_REQUIREMENT_
Taking the records line by line, how many lines contain the word "true"? Answer with the number only.

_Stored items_
------------------------------
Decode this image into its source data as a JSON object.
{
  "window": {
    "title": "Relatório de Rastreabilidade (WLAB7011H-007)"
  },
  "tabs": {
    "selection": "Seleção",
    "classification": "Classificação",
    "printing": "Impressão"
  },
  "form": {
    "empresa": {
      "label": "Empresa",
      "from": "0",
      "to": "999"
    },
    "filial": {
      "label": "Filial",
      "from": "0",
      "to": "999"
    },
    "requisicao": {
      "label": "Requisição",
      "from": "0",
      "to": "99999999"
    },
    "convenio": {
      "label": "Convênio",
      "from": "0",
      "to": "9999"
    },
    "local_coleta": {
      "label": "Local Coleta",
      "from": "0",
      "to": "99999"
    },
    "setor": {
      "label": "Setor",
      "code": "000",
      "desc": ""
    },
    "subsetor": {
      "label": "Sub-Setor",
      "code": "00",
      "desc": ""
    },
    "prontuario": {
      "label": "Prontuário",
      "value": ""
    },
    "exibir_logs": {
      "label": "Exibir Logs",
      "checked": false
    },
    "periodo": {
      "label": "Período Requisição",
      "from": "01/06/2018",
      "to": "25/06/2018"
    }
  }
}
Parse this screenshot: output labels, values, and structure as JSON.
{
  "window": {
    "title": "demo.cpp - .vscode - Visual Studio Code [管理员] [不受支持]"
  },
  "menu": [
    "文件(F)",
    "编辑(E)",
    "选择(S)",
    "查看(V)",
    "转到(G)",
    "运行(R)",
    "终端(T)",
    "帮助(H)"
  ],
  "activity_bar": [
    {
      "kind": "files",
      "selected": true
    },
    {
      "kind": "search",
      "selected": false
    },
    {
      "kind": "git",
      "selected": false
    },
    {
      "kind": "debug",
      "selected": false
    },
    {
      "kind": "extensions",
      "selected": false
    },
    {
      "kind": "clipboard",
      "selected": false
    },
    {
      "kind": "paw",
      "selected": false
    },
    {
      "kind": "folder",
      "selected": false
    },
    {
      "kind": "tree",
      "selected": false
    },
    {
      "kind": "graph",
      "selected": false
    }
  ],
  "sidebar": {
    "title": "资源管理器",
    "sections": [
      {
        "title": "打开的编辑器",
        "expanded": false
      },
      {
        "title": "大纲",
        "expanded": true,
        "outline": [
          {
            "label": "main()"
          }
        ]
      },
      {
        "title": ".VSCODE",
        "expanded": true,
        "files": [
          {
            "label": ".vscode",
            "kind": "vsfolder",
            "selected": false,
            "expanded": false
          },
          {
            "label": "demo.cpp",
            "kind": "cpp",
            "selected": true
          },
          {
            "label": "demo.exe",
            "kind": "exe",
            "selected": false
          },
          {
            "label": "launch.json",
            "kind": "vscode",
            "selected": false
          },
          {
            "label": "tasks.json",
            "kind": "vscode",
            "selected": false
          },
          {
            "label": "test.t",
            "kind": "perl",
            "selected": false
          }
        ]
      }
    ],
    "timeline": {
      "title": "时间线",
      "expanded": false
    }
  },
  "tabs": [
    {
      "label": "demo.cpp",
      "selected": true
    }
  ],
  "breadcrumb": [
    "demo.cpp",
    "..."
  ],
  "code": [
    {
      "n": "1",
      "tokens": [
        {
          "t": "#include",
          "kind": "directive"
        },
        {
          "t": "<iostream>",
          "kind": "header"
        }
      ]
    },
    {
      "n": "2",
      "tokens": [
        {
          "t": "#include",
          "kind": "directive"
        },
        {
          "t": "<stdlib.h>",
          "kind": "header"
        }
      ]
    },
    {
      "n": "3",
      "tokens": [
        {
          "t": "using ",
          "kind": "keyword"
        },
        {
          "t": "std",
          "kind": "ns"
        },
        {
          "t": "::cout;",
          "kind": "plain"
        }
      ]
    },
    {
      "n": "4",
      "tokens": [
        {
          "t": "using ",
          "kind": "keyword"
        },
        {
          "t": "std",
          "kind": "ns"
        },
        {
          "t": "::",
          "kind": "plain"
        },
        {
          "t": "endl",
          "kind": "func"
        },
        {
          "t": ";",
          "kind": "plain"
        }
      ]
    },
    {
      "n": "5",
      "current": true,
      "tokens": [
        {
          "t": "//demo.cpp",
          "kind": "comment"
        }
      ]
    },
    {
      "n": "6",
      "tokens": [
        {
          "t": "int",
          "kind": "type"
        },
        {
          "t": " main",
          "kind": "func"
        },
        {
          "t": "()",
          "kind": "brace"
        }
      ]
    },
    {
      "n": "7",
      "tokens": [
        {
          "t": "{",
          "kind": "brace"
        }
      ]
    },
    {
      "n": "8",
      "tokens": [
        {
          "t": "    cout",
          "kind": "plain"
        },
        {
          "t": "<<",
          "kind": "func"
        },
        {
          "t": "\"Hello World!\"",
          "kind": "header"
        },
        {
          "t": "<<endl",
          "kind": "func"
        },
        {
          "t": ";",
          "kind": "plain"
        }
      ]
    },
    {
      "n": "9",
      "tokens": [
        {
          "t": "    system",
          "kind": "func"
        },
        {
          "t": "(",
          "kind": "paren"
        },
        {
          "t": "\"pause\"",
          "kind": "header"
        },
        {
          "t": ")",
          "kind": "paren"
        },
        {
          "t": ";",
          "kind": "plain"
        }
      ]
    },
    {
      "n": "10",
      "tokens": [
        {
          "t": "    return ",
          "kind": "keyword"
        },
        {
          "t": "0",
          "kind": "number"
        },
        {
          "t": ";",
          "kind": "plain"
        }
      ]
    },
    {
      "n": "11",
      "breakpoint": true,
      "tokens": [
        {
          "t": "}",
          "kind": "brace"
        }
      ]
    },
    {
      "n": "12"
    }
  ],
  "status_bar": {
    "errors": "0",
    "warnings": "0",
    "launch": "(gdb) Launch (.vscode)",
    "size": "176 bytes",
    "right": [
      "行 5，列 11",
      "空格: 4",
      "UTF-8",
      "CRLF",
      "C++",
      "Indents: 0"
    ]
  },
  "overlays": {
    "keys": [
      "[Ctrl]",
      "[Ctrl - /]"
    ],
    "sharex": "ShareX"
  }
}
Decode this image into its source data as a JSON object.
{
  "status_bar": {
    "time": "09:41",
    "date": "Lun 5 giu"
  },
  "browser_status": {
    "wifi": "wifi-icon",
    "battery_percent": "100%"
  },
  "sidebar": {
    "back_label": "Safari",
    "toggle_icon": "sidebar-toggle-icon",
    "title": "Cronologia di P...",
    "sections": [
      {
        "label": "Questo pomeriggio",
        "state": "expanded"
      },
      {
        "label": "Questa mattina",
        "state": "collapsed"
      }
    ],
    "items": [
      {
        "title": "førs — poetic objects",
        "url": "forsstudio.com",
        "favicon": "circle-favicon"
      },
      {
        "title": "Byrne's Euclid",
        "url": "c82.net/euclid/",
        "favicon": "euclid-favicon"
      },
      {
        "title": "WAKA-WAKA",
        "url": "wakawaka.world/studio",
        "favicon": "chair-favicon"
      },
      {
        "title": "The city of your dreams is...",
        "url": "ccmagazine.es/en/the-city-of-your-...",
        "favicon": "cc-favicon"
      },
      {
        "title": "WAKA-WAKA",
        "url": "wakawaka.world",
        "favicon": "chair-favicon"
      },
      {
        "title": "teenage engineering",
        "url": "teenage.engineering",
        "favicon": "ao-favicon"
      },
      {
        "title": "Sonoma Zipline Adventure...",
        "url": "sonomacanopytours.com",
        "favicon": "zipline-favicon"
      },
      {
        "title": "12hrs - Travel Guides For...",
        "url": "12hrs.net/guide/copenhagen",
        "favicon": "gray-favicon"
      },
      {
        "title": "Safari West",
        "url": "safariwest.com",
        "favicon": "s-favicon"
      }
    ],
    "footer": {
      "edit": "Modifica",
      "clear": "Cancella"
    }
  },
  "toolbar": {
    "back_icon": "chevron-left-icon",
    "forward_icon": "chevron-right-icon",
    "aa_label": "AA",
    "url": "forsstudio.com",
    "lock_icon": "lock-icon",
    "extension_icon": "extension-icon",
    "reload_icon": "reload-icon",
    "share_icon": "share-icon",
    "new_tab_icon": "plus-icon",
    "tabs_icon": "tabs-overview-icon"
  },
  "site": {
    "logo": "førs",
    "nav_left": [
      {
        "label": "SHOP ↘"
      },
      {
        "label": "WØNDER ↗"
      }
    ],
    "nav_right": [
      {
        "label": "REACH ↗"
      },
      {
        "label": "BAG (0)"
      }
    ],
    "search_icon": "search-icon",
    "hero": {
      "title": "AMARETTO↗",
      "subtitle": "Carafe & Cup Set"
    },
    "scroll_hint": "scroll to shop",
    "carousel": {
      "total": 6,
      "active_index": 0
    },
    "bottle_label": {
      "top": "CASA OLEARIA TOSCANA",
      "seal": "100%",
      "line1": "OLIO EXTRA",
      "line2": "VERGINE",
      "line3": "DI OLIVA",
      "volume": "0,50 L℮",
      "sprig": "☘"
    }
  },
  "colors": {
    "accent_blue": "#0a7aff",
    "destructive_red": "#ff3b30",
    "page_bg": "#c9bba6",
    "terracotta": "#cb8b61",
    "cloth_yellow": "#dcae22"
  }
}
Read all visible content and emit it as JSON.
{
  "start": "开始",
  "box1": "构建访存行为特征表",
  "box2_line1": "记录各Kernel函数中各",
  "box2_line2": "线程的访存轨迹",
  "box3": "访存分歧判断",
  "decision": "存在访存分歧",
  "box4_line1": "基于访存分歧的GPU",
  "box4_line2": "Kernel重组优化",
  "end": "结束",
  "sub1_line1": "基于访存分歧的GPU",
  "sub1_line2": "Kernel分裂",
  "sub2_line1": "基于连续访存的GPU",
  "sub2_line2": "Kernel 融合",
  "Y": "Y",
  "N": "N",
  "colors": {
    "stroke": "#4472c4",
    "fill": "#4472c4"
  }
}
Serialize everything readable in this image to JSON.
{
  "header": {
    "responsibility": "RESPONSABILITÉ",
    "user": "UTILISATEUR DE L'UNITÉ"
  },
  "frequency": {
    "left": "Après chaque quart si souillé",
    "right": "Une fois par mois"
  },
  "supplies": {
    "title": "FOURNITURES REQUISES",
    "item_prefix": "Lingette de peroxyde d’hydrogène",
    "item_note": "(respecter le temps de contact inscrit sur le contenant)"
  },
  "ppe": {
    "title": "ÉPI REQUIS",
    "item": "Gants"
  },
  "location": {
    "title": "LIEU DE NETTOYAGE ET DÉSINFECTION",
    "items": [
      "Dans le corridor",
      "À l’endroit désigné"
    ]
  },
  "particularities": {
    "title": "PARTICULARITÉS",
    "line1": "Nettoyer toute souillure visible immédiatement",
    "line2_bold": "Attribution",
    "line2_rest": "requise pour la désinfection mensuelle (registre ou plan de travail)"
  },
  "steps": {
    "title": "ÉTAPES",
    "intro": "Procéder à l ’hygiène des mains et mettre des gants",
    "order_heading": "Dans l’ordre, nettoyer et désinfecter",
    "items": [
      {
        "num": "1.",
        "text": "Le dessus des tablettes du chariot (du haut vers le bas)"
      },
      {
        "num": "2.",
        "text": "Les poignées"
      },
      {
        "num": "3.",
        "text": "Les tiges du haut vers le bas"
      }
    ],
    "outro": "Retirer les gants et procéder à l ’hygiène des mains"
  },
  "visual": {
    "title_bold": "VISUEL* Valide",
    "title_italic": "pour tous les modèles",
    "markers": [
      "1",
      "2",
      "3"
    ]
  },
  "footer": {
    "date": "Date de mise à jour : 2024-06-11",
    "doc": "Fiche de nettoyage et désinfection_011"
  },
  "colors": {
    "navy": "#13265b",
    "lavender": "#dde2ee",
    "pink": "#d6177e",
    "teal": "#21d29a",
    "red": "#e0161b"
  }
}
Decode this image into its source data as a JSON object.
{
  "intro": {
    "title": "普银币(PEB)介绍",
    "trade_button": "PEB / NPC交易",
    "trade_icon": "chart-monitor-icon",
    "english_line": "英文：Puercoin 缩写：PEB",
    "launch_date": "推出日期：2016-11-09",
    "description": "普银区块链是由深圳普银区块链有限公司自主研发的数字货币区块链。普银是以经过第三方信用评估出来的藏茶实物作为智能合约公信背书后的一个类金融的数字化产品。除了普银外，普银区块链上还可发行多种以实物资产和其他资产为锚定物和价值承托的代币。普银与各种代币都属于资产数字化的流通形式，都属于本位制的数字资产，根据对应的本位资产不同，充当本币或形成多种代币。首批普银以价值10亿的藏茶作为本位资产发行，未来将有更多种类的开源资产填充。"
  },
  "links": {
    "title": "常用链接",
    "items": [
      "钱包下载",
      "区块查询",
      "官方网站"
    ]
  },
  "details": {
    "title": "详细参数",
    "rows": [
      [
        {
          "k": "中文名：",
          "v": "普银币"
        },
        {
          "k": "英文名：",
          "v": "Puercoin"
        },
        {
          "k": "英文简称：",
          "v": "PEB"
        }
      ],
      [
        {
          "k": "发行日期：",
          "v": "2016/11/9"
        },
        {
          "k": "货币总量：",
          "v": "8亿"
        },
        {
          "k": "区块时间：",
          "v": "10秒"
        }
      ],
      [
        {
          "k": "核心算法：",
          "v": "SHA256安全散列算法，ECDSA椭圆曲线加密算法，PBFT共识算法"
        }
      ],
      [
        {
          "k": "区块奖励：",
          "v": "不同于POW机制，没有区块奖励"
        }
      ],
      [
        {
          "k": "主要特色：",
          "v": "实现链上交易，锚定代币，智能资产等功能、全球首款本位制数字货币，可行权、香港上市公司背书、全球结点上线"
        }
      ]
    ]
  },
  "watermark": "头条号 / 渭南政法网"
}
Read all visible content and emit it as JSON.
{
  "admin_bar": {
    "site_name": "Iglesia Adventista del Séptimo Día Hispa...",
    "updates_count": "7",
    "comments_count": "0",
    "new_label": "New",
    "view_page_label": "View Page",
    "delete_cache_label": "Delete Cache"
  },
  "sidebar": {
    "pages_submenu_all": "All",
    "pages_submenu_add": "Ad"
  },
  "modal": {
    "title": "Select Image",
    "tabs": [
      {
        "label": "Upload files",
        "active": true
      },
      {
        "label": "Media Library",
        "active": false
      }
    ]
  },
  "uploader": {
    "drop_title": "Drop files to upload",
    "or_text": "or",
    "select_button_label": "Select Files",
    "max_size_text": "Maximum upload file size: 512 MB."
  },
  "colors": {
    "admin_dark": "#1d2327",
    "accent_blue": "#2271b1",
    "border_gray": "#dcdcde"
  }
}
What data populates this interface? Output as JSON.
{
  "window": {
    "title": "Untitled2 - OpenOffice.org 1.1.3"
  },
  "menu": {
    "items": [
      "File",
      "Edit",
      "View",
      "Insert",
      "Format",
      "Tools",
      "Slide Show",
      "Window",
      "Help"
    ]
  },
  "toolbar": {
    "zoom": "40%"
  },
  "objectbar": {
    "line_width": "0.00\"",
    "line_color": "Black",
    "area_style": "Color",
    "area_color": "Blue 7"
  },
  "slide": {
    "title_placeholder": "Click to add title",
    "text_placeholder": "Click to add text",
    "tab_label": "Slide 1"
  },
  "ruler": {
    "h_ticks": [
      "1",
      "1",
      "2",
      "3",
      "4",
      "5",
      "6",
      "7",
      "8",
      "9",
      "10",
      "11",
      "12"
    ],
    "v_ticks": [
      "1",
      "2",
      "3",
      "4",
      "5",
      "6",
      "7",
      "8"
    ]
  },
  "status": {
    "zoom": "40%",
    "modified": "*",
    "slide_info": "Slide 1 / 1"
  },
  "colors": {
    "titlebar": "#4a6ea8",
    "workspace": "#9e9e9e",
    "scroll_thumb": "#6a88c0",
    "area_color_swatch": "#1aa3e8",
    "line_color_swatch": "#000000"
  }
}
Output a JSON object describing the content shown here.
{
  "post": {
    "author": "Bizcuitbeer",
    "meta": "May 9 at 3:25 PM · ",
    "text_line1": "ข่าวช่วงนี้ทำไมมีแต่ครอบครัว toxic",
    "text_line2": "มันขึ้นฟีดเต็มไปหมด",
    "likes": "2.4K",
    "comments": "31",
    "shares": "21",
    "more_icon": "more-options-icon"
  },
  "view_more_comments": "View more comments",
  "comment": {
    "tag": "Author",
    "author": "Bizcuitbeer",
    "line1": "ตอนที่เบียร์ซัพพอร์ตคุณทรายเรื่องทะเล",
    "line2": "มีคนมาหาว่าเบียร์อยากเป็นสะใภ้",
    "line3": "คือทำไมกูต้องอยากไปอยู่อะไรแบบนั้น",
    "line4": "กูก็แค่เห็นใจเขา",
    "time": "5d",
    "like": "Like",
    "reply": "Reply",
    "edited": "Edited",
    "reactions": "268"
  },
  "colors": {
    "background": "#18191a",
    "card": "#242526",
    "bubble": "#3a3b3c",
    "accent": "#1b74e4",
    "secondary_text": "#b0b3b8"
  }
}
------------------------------
_EXERCISE SOLUTION_
8